law enforcement

GEORGE KENNEDY: Community Conversation About Profiling Gains Momentum

Aug 28, 2017
Missouri School of Journalism

  Near the end of Tuesday night’s “community engagement” conversation at the Second Missionary Baptist Church, the convener, the Rev. Carlos Taylor, asked what I’m sure he intended as a rhetorical question.

“How many people here have no faults?”

From the nearly 200 of us in the sanctuary, not a single hand went up. Rev. Taylor made his point: “We’re all flawed. We have imperfect people on all sides, but we all want Columbia to be a better community.”




j.stephenconn / flickr

There are two weeks left for the Missouri Legislature to pass bills, and some Democrats are frustrated another year has passed without major changes to the state's law enforcement policies.

OpenFile Vancouver / Flickr

A year ago Missouri Gov. Jay Nixon signed HB 2040 into law, allowing law enforcement officers and certified firefighters to carry and administer naloxone, the opiate overdose antidote.

Naloxone, or Narcan as it’s sometimes called, instantly reverses an overdose. And while the law has been in an effect for over a year, Missouri law enforcement agencies have not begun to use the drug.

Cell phones
FIle Photo / KBIA

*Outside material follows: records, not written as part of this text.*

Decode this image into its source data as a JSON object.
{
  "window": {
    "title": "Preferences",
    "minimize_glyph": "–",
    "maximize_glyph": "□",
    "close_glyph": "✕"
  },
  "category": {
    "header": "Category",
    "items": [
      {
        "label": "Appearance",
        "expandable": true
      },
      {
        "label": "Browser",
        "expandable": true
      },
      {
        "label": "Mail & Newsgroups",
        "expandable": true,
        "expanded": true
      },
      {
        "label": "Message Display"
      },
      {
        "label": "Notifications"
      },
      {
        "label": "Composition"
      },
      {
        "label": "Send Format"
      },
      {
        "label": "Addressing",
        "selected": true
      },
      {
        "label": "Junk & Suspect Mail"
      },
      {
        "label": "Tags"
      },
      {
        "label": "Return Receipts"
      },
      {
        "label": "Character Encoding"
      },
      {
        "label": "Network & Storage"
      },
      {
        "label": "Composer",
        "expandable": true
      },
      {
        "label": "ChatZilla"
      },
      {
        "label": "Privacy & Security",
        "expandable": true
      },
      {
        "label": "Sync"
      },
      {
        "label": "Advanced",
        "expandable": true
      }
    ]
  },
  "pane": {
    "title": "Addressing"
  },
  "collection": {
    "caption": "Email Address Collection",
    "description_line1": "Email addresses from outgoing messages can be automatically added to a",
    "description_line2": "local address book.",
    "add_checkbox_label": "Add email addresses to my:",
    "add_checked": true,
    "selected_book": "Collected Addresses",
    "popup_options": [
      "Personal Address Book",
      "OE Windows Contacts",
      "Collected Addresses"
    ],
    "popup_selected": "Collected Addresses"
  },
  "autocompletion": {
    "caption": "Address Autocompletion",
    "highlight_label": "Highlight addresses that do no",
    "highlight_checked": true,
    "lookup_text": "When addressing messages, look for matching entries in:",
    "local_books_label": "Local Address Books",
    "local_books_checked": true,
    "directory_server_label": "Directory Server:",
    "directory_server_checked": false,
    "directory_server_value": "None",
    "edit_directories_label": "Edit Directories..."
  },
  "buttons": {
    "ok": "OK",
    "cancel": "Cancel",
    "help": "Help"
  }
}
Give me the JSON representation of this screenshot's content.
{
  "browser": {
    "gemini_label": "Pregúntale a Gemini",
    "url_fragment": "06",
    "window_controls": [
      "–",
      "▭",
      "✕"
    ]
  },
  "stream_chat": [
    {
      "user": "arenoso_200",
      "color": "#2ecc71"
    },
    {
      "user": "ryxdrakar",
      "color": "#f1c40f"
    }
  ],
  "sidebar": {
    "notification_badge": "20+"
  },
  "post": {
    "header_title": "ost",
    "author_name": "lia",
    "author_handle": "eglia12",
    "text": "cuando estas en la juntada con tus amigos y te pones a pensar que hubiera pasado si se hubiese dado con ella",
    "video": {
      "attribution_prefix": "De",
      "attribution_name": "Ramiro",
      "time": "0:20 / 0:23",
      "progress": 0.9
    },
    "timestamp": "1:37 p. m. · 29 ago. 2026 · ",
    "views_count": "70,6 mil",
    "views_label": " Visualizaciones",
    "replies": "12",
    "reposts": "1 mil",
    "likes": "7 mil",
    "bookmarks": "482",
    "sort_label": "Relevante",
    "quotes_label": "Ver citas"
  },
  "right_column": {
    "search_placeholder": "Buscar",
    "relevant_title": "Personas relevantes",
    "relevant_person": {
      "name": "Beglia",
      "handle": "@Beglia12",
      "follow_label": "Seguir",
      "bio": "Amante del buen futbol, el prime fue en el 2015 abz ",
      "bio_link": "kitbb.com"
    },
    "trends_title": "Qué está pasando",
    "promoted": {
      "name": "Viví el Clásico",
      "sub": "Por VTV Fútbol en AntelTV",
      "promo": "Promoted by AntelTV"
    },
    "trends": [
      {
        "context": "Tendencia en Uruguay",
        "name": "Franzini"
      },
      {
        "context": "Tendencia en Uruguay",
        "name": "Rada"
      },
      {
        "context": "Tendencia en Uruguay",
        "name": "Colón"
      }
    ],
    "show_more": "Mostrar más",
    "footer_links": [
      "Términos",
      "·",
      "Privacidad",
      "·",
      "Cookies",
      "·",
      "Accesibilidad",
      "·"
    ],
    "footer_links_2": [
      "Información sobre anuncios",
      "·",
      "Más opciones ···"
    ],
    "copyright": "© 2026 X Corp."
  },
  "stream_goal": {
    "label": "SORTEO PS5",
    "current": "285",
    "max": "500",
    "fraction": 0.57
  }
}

Law enforcement could not track the location of an electronic or cellular device without a warrant under a bill passed by the Missouri House.